Requirement: Report each line of the data that includes the word "JSON".

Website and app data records

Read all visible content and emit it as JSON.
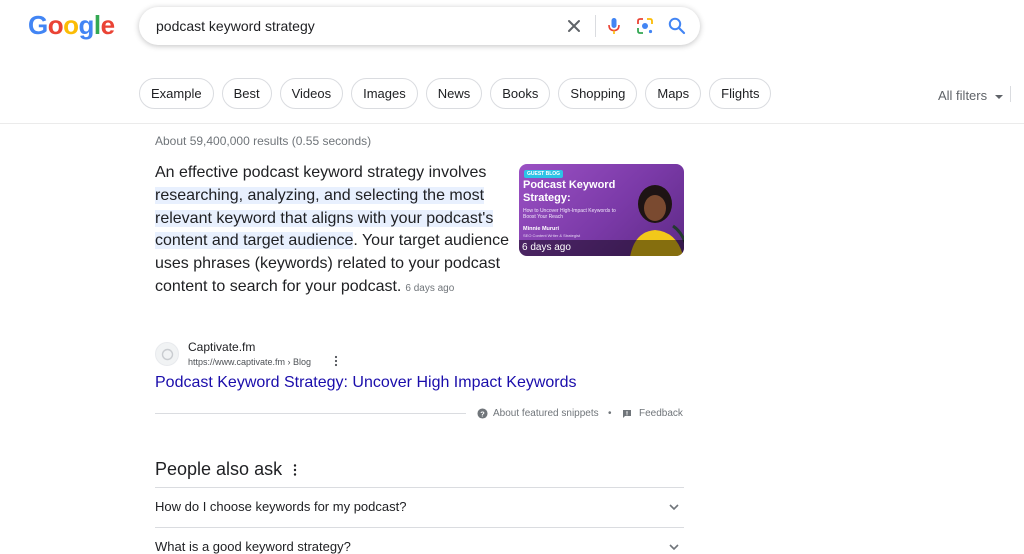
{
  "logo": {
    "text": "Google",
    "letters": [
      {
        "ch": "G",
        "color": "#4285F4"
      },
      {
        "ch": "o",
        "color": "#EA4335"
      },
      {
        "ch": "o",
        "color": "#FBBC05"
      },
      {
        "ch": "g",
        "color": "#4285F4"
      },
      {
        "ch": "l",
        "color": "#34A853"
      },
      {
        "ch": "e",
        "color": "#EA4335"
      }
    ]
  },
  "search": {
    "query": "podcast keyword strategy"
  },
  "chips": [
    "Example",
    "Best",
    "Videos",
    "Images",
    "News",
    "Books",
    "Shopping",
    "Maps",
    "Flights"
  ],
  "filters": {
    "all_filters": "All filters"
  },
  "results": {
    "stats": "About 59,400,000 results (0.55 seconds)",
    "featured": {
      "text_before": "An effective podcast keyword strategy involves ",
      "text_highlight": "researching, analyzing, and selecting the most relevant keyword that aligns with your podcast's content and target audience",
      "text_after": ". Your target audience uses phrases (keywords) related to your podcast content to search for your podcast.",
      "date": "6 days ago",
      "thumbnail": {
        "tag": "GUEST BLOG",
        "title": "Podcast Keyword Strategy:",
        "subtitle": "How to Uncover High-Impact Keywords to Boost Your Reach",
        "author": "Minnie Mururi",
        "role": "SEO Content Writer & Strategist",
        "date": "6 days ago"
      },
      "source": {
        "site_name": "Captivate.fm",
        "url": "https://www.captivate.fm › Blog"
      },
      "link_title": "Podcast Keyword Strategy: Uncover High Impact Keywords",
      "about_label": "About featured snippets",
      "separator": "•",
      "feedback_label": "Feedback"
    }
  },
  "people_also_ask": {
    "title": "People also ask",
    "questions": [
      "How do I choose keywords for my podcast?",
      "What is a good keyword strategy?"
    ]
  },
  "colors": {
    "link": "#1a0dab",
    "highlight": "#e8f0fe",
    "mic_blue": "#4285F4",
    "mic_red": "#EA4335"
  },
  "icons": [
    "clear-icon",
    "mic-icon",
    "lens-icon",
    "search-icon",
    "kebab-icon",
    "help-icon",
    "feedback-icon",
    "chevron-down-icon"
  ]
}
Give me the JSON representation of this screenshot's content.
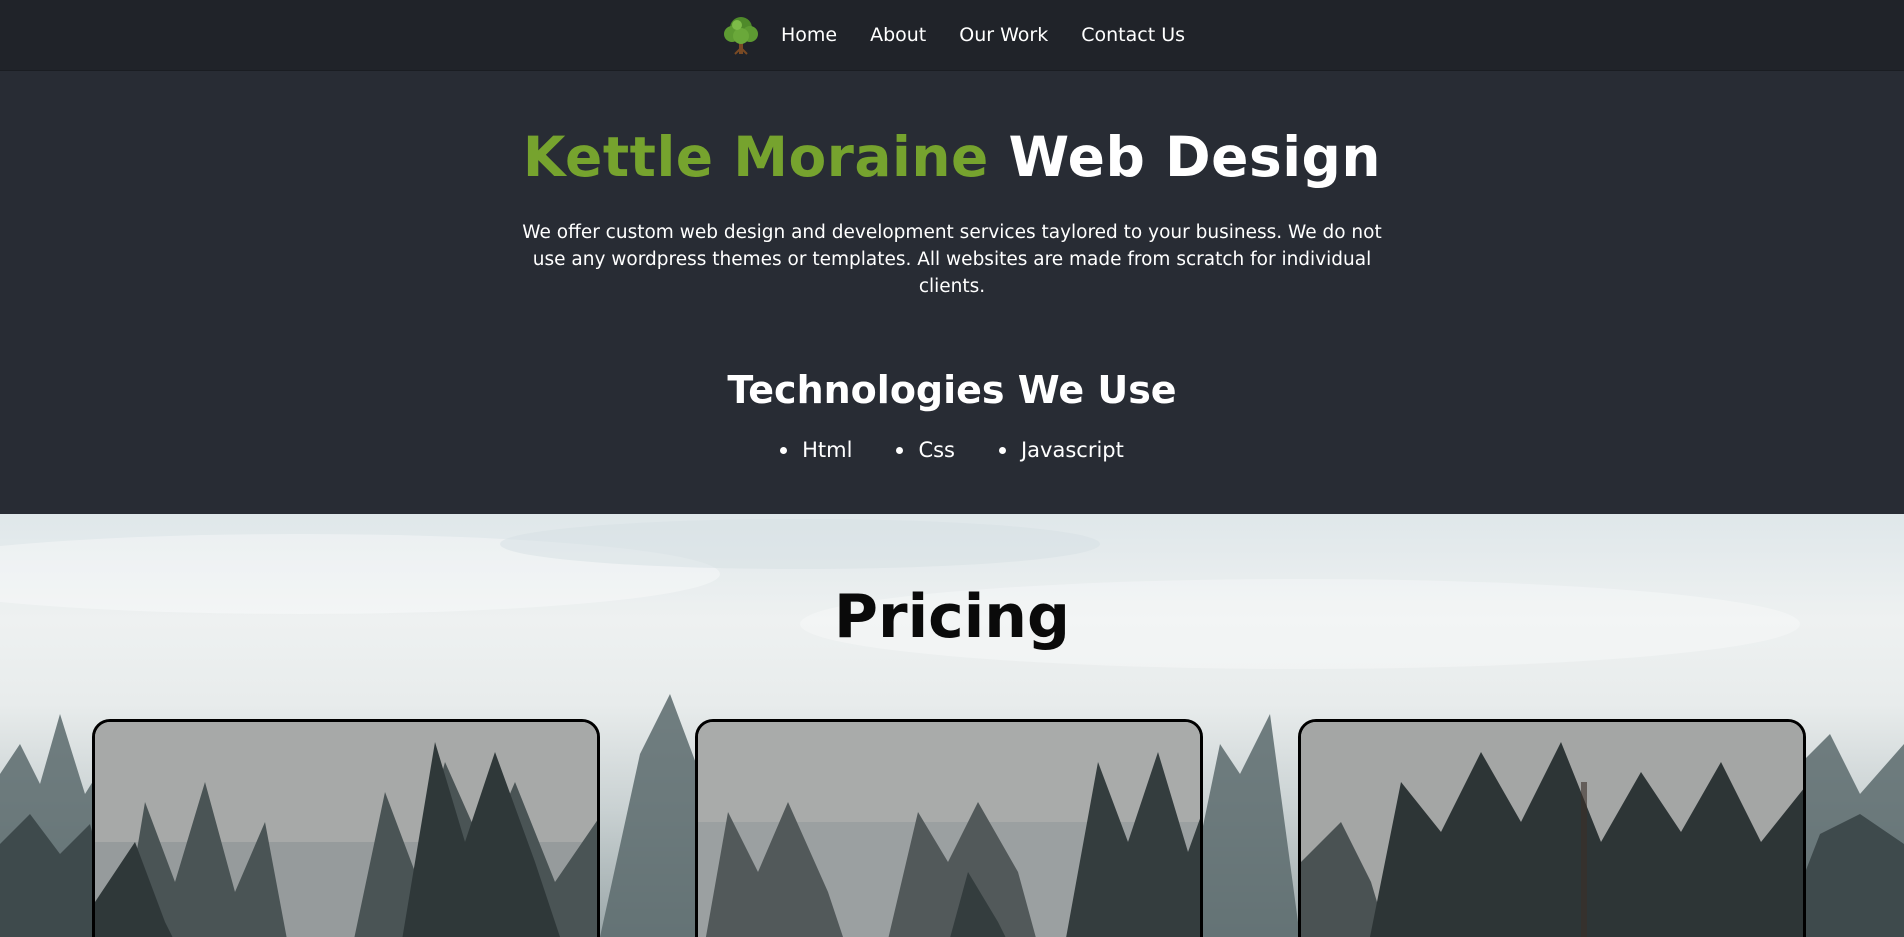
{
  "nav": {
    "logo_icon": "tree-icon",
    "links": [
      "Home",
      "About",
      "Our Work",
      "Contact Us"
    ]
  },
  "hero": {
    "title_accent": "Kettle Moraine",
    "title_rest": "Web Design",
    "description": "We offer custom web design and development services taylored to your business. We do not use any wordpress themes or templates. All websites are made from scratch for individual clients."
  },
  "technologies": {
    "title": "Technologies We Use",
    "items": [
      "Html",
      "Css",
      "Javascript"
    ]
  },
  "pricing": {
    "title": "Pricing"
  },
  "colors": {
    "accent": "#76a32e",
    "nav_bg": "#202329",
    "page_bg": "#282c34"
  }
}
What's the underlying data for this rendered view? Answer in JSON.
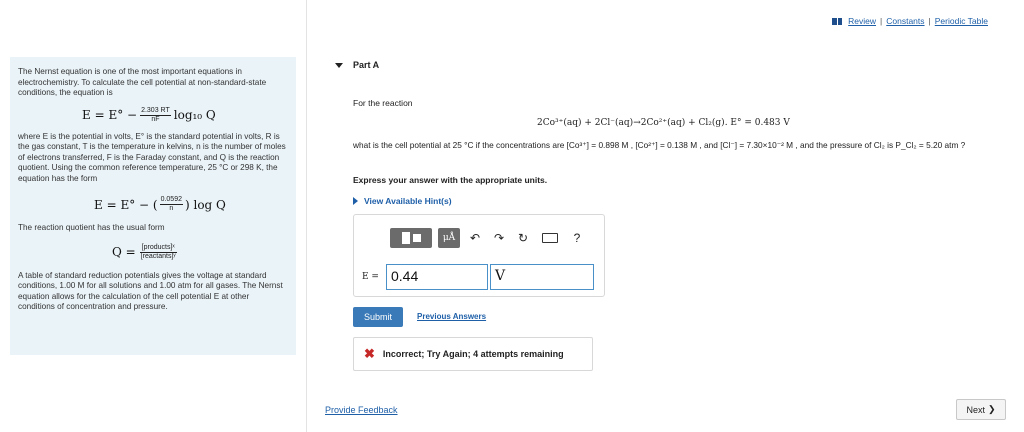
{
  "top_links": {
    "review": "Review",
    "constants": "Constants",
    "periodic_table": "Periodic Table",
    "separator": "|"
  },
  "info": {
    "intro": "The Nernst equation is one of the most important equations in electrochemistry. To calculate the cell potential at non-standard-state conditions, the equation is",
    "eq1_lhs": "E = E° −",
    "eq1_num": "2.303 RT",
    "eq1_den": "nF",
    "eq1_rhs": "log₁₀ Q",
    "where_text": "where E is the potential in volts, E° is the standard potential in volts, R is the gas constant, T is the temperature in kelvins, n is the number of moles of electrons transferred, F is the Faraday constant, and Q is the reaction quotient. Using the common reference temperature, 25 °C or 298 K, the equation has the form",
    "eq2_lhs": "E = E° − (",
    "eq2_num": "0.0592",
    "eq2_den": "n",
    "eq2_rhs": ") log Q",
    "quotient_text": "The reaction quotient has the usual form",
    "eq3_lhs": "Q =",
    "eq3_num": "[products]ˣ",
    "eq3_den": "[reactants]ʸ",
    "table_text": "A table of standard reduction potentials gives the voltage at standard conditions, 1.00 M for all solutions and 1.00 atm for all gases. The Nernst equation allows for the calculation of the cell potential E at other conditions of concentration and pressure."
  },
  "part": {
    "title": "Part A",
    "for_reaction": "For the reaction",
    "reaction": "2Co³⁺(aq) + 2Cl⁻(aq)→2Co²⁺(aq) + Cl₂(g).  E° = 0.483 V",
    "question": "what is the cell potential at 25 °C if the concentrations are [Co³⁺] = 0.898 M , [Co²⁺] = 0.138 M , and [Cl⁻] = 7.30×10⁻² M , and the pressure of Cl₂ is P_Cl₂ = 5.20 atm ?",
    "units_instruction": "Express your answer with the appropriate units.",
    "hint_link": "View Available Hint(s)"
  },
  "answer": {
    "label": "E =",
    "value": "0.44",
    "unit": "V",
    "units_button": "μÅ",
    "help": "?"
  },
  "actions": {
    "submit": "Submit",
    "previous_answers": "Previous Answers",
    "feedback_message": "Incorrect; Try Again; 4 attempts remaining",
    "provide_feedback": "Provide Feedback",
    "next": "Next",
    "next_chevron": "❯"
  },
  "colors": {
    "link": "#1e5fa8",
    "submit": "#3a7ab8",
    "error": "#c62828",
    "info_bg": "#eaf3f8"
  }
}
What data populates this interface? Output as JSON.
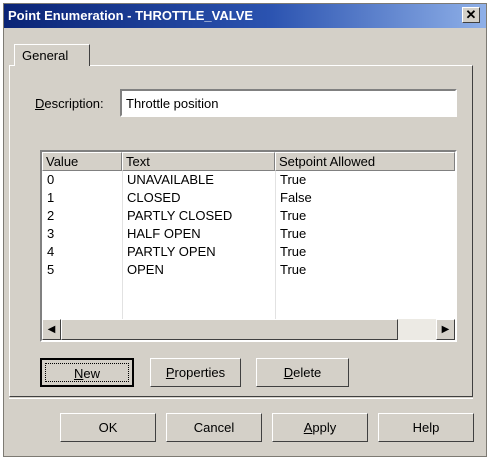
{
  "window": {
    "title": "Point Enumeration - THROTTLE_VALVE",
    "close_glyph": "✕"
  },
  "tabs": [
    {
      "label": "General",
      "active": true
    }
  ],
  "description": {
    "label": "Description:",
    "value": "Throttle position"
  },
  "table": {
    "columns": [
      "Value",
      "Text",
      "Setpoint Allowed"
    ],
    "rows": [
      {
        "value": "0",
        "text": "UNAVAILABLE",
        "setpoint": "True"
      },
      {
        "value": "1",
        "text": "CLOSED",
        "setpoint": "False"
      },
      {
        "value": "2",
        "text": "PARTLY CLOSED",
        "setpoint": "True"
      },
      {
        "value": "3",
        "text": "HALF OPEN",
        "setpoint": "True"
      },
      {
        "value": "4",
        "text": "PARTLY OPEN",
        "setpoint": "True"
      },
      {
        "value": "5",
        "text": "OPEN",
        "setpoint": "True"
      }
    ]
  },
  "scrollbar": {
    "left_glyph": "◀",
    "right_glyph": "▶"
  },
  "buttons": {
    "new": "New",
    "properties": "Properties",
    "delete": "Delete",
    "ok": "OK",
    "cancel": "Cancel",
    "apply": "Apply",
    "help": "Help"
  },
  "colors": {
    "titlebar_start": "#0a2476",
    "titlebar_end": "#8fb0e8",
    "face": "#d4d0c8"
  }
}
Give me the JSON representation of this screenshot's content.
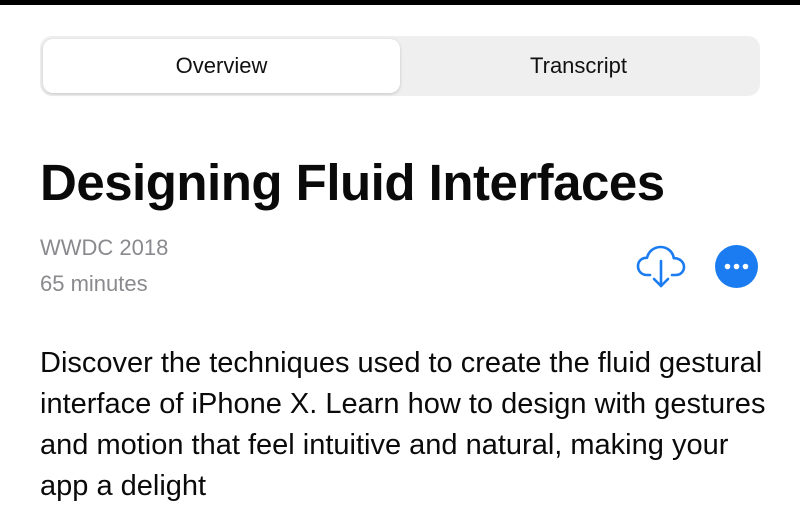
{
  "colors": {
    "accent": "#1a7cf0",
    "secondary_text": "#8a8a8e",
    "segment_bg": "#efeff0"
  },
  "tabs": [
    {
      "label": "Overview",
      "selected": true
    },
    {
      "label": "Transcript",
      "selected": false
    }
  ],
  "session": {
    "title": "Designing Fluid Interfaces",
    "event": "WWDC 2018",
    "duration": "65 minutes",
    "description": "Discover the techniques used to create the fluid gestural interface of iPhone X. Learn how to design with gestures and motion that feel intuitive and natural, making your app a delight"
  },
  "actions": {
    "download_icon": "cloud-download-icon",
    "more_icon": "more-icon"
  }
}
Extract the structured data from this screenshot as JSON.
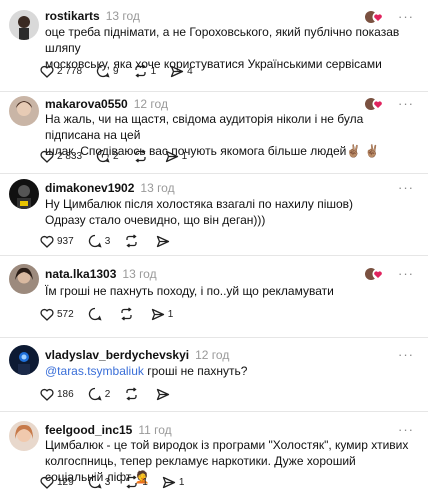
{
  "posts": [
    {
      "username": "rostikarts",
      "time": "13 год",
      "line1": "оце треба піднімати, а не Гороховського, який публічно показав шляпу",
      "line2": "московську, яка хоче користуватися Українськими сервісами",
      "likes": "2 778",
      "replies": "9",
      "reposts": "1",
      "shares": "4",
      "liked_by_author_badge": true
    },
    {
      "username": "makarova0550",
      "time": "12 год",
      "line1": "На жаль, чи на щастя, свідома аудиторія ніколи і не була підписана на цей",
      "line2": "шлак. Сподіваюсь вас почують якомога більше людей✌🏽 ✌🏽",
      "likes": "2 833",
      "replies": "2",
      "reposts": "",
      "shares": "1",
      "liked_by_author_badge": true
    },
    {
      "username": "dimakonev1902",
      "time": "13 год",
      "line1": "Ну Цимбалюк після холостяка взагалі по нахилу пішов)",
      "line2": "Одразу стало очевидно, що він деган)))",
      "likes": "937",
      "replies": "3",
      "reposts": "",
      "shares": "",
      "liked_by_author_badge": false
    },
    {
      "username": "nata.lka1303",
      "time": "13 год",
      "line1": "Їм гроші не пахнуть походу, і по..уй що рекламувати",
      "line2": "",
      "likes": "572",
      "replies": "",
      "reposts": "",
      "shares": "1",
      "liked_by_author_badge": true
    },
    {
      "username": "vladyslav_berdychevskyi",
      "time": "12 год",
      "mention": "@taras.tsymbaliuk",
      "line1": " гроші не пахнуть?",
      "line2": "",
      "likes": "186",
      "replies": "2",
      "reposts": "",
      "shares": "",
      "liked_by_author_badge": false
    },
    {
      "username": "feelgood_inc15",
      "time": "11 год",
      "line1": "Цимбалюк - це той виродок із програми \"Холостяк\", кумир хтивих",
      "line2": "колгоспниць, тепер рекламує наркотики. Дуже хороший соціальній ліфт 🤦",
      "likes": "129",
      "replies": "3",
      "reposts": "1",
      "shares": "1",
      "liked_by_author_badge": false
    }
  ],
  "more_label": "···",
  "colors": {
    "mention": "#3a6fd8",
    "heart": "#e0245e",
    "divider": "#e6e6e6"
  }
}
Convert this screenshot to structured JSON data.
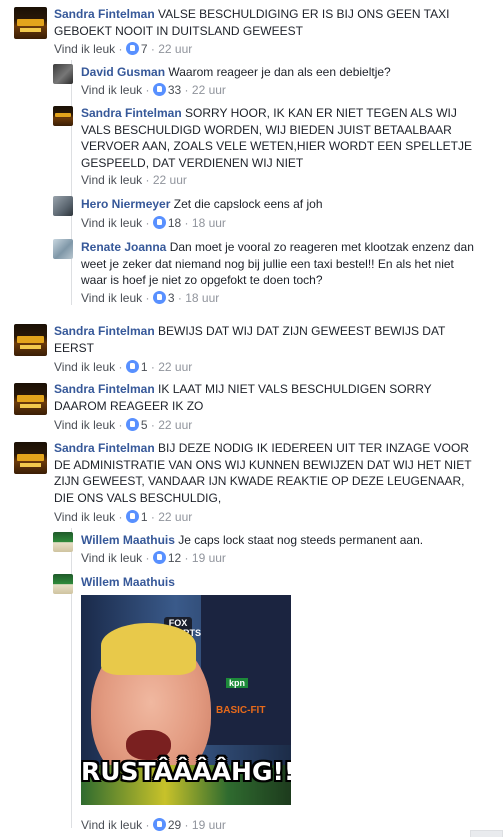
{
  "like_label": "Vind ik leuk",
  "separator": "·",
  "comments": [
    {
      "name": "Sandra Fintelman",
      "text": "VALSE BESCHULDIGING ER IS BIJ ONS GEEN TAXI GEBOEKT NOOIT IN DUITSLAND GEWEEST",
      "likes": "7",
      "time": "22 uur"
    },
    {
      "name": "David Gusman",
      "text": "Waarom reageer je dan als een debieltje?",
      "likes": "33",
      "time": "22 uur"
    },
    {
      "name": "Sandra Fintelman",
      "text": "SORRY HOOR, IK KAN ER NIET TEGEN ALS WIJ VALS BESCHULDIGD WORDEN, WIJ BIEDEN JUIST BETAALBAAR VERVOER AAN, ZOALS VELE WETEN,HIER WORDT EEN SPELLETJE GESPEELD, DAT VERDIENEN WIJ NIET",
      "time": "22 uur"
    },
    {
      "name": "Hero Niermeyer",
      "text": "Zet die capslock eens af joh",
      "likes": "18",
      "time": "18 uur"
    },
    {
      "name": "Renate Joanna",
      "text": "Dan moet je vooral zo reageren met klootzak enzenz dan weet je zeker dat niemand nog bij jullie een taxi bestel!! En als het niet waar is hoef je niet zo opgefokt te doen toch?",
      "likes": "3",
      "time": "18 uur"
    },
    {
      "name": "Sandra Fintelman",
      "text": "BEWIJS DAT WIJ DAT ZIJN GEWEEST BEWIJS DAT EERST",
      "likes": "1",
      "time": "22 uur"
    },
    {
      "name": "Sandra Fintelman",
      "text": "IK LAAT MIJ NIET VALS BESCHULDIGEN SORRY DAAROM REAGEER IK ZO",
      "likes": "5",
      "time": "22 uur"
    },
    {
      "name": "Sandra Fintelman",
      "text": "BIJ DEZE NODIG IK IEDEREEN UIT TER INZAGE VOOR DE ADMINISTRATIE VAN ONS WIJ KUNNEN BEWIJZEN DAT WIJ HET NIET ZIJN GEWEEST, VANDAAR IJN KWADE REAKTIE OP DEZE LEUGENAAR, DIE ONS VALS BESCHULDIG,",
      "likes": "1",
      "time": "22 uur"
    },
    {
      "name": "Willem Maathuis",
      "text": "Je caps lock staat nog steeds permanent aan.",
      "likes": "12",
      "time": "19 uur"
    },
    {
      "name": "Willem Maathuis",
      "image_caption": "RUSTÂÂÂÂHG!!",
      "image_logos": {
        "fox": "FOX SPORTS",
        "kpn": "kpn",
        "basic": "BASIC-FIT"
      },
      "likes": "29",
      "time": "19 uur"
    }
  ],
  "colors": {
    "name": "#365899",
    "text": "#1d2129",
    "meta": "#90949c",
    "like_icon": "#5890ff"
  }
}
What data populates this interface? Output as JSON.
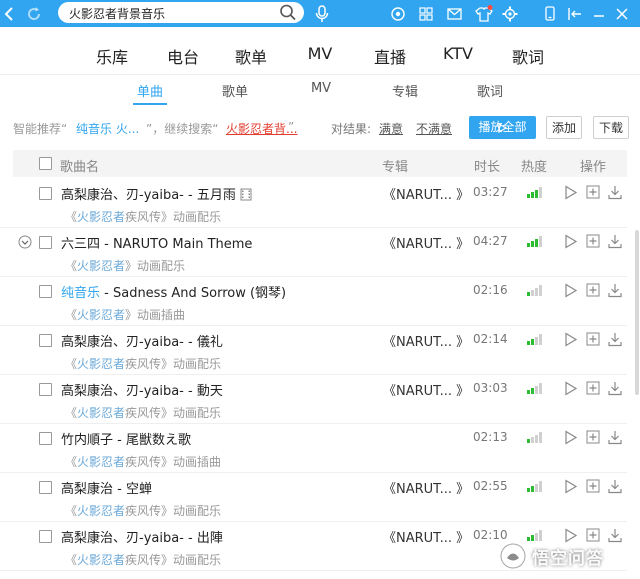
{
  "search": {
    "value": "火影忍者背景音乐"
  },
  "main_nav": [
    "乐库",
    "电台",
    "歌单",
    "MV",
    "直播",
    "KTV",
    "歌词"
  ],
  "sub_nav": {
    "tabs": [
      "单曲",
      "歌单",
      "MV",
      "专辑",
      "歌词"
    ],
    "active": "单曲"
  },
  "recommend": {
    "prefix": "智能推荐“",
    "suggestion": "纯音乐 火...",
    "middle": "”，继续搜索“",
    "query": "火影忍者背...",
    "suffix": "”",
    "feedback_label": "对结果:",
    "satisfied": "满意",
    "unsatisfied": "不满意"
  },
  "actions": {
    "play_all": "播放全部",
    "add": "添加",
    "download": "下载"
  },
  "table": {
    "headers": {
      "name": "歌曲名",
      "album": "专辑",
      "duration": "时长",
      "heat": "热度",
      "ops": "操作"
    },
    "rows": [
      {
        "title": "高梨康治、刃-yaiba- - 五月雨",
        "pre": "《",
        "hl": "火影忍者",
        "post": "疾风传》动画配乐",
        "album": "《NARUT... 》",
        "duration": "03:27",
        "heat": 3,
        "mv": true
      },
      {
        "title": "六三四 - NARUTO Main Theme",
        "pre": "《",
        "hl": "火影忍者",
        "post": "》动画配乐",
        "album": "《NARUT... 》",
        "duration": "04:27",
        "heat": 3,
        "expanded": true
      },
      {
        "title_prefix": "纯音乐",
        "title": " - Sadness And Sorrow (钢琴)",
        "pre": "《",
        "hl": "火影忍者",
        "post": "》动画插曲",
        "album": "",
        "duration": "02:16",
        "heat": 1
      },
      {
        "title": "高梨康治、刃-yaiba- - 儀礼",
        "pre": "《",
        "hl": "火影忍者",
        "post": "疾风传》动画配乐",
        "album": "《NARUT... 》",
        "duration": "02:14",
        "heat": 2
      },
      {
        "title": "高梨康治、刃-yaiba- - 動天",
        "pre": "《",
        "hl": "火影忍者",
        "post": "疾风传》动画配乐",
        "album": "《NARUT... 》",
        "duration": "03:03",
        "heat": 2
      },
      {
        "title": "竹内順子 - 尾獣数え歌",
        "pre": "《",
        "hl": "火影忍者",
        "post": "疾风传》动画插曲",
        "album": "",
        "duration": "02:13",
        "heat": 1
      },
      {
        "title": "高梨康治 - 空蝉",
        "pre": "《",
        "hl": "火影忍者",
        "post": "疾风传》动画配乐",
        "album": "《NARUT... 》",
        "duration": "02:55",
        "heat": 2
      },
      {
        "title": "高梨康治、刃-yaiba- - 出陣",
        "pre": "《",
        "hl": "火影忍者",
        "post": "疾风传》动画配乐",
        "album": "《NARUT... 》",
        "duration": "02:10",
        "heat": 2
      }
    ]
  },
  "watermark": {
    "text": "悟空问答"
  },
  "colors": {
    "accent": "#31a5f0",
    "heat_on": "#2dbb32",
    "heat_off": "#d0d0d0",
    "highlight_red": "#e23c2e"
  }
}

Completed exercise:
Read all visible content and emit it as JSON.
Give me the JSON representation of this screenshot's content.
What's the underlying data for this rendered view? Answer in JSON.
What data populates this interface? Output as JSON.
Give me the JSON representation of this screenshot's content.
Extract the structured data from this screenshot as JSON.
Convert this screenshot to structured JSON data.
What data populates this interface? Output as JSON.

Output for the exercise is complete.